Hold regular meetings of the whole team. This could be weekly team meetings, for example, or daily check-ins. Make sure that you know and understand your own role and those of everyone else. Also make sure that the work is distributed fairly and that all the tasks are clearly defined and communicated.
Make use of video conferencing. Gestures and facial expressions are important to gauge someone’s mood. They can also help to lower the risk of unnecessary misunderstandings.
Take steps to gauge the mood of the team on a regular basis. Are there any factors that are causing dissatisfaction and which you, as the manager, could address? You can only deal with it if you know about it.
Encourage interaction and collaboration within the team, with collaborative digital tools like Miro, for example. Make it clear that you are working towards a goal as a team and showcase regularly what you have already achieved together. Encourage your employees to take time for informal chats too. After all, sharing coffee breaks or having team drinks on a Friday after a hard week is just as important in the digital realm.

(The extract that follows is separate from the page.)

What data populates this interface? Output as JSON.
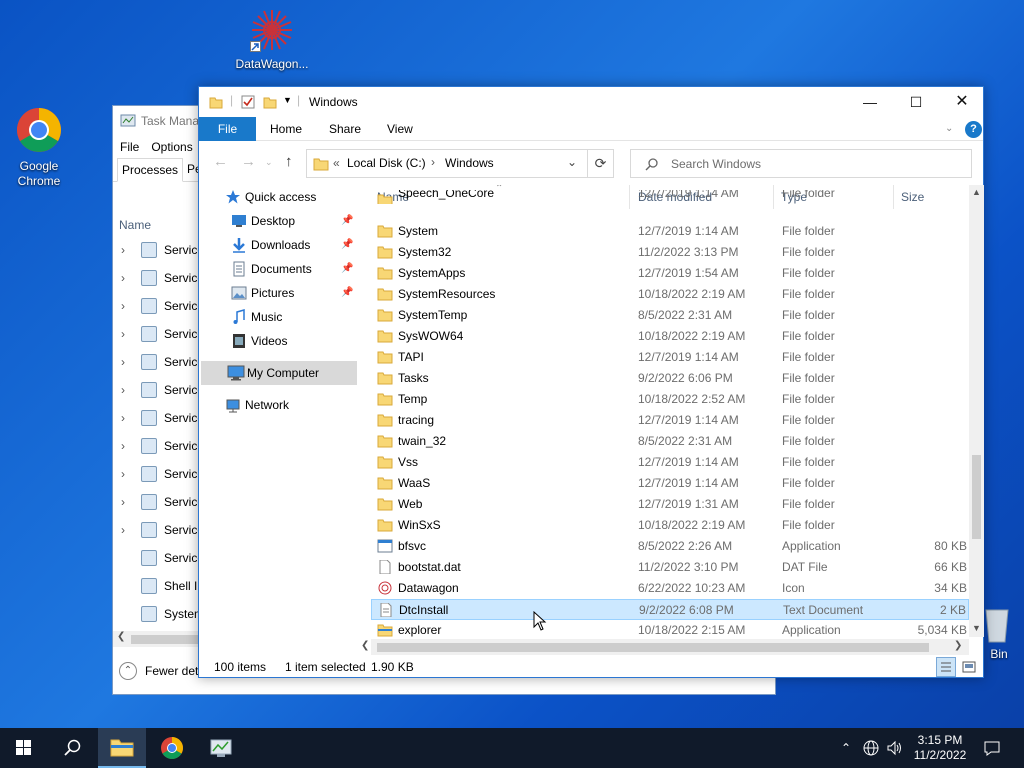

The good news is that even when managing from a distance you don’t need to reinvent the wheel. Many of the rules for managing employees apply to remote and digital-based work as well. The key is to communicate openly, honestly, and regularly with your team members and to set up the technical basis the employees need to do their work. This fosters trust and reduces anxiety.
Whenever possible, try to lighten up your online work day with personal and informal touches. Gauge the well-being of the team on a regular basis. Get clarity on everyone’s expectations and discuss the opportunities as well as the challenges. Let your employees know that you are there for them – in a video conference, by email, or even old school, over the phone.
In this way, remote management can be just as effective as in the office.